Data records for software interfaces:
-- Opening Marker --
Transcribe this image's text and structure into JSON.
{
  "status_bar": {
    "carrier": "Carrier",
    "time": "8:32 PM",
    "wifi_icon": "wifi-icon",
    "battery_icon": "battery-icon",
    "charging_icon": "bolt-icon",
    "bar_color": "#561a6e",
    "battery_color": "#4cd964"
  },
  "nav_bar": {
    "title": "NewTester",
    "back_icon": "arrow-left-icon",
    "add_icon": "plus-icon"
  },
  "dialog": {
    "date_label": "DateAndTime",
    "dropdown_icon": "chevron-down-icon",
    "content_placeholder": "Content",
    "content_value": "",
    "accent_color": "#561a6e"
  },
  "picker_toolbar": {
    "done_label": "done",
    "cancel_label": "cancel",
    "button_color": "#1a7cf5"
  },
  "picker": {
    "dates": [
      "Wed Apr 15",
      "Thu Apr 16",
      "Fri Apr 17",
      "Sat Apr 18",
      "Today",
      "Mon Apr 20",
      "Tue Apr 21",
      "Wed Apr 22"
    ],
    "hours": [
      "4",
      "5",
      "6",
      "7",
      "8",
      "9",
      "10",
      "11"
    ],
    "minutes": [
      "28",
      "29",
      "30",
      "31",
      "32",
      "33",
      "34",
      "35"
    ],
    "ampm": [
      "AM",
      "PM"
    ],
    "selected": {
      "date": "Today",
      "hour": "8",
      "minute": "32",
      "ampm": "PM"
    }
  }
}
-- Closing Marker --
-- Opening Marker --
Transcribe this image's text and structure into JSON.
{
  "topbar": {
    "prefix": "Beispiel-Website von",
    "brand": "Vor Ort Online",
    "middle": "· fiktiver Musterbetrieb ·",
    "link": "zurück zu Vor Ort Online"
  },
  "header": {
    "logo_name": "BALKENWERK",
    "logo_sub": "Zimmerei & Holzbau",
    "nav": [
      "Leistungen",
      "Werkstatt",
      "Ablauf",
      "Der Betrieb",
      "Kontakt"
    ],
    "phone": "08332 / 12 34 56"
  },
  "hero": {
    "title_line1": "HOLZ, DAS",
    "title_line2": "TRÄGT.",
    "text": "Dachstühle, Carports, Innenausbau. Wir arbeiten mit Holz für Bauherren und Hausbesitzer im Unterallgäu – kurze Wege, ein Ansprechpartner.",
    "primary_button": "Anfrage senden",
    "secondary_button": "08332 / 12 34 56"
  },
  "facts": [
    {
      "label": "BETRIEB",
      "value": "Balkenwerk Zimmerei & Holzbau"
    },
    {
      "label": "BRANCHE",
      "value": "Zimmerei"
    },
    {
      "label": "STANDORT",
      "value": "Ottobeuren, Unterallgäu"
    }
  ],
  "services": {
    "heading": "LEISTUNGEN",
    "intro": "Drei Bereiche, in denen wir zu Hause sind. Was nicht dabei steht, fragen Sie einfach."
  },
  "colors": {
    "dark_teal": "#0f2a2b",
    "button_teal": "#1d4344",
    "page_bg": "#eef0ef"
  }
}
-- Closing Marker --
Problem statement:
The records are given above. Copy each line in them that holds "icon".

Problem solution:
    "wifi_icon": "wifi-icon",
    "battery_icon": "battery-icon",
    "charging_icon": "bolt-icon",
    "back_icon": "arrow-left-icon",
    "add_icon": "plus-icon"
    "dropdown_icon": "chevron-down-icon",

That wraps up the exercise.